This tendency is a part of what Daniel Kahneman calls System 1 thinking, which is governed by the amygdala section of the brain that houses our fight or flight instincts.
Yes, everybody has an affinity bias.
No, it does not mean you are a closet bigot.
Those who convert affinity bias into a conscious attitudinal bias that claims superiority over another are bigots.
Once you know about the human tendency toward affinity bias, you can engage your System 2 brain – the analytical mind – to address it. Now, you know about it.
2. Walk the Talk. Model the behavior you want to promote and hold people accountable.
You know the importance of setting the example, and that “Do as I say not as I do” is not acceptable.
“Treat people exactly how I treat people” is what you want to promote.
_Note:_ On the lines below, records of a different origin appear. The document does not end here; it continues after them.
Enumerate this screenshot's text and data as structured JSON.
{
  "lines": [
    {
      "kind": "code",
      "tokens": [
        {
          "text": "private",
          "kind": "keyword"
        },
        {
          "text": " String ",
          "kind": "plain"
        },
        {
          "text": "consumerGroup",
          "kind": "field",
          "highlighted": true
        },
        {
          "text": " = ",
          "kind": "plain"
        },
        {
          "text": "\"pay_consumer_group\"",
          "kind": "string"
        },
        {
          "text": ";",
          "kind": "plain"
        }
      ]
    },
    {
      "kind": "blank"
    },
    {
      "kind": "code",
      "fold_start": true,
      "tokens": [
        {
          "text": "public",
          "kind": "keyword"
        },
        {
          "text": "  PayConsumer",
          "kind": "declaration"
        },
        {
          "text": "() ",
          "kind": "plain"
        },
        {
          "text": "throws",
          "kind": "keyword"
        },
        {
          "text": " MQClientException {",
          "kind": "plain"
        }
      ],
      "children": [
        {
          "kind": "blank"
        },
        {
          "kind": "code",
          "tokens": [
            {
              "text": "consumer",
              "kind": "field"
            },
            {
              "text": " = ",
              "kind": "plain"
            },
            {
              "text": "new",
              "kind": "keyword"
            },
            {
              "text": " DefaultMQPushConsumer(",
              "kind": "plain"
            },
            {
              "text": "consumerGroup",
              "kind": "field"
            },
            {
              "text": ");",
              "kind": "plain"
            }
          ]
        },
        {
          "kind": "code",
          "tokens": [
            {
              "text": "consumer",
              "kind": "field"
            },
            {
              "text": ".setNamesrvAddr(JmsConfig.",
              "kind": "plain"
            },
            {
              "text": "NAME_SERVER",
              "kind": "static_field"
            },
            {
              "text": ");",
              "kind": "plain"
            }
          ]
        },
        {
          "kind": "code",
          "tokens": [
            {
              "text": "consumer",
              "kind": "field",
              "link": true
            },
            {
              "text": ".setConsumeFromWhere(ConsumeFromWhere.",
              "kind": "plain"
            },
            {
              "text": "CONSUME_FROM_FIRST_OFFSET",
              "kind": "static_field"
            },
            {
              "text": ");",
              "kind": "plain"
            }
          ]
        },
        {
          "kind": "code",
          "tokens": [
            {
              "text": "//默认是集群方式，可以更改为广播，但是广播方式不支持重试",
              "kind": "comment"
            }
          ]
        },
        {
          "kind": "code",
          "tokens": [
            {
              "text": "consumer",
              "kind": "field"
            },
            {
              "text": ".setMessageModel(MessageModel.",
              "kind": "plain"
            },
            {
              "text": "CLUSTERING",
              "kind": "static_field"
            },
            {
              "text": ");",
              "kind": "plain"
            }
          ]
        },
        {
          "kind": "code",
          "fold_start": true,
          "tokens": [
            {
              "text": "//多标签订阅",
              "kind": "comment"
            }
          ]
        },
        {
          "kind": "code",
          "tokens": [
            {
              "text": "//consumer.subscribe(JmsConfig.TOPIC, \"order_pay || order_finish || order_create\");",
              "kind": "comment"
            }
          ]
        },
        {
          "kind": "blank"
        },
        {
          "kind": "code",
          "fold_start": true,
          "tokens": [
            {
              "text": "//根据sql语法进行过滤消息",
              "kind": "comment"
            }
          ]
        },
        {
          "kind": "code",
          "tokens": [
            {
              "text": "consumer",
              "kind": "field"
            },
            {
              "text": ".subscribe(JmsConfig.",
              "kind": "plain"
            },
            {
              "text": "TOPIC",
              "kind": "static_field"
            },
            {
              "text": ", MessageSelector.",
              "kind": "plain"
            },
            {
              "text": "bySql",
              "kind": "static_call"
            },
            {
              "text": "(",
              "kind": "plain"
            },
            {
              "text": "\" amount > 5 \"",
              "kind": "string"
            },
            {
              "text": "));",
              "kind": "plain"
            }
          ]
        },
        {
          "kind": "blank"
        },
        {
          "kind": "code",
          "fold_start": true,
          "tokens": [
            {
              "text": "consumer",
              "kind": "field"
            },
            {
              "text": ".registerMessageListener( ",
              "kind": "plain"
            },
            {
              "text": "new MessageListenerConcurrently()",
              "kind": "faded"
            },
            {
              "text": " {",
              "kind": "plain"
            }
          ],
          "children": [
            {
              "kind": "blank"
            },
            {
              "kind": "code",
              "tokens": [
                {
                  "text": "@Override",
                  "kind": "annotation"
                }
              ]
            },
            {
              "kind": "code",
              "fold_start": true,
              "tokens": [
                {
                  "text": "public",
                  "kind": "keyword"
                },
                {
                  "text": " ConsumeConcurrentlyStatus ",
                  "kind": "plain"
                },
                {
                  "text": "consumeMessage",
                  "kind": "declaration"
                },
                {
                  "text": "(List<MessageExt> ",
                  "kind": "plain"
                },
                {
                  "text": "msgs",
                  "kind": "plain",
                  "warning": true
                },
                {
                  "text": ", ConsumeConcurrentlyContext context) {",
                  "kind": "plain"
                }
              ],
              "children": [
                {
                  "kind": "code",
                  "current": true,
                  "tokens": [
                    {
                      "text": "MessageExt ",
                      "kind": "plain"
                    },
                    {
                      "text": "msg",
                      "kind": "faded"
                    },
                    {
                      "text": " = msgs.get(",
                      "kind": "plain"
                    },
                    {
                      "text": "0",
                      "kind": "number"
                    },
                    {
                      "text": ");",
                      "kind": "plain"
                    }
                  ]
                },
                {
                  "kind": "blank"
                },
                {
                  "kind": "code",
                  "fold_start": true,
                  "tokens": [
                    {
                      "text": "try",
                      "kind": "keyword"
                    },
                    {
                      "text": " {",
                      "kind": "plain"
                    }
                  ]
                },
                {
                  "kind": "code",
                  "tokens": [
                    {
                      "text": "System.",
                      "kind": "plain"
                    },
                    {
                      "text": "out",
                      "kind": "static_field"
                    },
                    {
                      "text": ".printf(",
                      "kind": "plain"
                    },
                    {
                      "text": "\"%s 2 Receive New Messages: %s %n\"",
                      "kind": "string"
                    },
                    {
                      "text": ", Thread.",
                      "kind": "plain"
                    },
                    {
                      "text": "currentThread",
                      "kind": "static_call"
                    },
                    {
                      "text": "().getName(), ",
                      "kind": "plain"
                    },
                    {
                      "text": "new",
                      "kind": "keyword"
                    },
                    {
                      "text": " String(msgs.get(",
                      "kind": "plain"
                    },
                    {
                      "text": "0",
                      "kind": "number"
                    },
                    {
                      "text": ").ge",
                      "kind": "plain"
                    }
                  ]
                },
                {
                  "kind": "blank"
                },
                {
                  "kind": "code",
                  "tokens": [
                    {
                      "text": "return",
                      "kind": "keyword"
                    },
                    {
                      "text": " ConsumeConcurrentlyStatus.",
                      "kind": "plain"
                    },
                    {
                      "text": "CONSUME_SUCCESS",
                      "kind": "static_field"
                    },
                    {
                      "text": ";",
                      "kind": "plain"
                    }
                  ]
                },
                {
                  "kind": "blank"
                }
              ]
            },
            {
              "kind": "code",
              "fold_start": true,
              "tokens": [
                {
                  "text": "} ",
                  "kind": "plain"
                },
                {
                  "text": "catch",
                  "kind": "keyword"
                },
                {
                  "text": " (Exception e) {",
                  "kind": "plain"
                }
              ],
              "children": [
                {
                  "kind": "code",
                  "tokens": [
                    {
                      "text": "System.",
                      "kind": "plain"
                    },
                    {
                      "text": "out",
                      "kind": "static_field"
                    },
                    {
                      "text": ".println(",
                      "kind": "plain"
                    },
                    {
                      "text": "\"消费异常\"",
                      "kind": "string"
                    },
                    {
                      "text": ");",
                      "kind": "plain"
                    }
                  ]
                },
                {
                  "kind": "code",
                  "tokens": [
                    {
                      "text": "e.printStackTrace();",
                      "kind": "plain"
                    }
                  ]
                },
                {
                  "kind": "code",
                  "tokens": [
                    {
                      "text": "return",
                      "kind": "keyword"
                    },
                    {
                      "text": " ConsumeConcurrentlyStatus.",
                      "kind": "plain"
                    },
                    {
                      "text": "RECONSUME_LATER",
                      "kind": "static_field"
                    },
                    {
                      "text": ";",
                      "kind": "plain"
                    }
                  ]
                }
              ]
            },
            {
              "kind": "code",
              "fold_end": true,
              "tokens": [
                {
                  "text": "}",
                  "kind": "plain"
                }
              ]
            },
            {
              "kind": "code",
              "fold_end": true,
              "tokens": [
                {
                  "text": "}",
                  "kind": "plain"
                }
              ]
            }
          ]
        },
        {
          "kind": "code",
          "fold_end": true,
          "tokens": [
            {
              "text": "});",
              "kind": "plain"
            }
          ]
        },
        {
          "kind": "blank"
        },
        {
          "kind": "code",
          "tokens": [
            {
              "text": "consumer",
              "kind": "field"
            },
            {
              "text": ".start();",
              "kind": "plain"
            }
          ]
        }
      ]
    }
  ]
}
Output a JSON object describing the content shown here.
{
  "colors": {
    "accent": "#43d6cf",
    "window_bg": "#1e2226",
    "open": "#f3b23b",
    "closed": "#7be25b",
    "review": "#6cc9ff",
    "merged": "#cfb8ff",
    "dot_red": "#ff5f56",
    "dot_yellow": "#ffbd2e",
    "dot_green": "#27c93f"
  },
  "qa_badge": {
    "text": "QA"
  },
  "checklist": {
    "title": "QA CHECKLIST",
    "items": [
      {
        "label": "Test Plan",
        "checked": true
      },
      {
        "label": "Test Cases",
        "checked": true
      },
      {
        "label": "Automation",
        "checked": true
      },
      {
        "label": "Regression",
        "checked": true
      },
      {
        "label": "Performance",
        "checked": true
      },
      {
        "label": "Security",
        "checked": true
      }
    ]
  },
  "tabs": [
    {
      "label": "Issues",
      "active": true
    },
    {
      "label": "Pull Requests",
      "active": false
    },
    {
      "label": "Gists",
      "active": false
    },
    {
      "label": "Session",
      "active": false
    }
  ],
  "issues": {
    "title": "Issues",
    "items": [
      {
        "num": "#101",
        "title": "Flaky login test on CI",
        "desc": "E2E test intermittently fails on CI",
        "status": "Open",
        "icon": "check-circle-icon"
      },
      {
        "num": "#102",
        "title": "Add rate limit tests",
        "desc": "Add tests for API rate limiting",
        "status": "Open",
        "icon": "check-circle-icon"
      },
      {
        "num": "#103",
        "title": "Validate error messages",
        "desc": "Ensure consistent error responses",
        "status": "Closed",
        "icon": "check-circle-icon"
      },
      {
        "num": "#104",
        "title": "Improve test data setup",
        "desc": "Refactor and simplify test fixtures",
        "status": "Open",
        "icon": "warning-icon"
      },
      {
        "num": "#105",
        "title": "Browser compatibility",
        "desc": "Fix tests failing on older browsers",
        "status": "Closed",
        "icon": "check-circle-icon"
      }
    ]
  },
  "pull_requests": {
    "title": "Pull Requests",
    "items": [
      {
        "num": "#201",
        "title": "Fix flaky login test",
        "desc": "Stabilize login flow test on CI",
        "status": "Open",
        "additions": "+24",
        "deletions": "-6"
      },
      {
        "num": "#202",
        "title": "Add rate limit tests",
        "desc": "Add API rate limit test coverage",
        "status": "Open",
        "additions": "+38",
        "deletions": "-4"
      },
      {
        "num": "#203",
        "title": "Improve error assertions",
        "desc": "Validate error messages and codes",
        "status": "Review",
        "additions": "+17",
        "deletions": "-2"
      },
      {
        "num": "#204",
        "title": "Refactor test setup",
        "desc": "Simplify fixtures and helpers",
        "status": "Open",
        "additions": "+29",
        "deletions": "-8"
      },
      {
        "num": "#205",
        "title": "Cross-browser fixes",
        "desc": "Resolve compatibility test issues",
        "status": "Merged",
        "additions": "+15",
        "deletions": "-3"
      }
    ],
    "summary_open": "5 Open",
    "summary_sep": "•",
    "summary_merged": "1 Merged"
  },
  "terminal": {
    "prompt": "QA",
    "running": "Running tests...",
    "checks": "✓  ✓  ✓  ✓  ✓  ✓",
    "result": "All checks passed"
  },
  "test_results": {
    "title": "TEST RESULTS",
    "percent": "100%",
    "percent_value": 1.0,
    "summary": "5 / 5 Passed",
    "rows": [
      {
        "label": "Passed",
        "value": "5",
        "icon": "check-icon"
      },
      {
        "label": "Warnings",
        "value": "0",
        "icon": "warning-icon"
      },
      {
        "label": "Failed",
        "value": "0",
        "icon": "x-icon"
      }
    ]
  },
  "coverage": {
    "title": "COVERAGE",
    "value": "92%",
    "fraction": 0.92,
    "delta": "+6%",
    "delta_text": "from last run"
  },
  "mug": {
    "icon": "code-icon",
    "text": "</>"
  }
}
It starts with respect – the commitment to treating everyone with equal dignity.
The temptation can be keen to overlook or rationalize disrespectful behavior by high-performers, but holding them accountable (especially if they look, act, or think like you) is vital because of their outsized impact on the organization.
One way to check the levels of mutual respect in your organization is to see how people treat your newest- and lowest-paid employees, custodial staff, and other contracted support staff.
Also, check how people leave your common areas, especially the bathrooms.
People who respect one another tend not to leave messes for others to clean-up.
3. Set-up people for success. A problem with too many diversity programs is the lack of focus on putting people into positions where they are most likely to thrive.
This problem is part of the reason the first-rung tends to be the hardest to climb for non-majority employees.
Here are some ways to set-up people for success:
- Align work with people’s natural inclinations and strengths. They’ll be 2X to 3X more productive, will enjoy the work more, and those factors are likely to increase their longevity and advancement.
- Coach people to be the best version of themselves and avoid subconsciously encouraging them to be clones of you (the mini-me syndrome is another example of affinity bias).
- Measure how confident your most vulnerable employees feel to bring their best and most authentic selves to work each day.
Our eBook, “Build your Winning Team,” takes you step-by-step to set-up people for success. Just send an email to email@example.com and I’ll send it to you right away.
What’s your top takeaway?
Let me know with providing a comment below or by email.
P.S. Are you ready for your NSASO session?
NSASO means No-Sales, Action-Steps-Only. I set aside time each week for these calls. We’ll discuss:
- Your goals
- The obstacles you want to overcome
- 2-3 action steps to solve problems and get results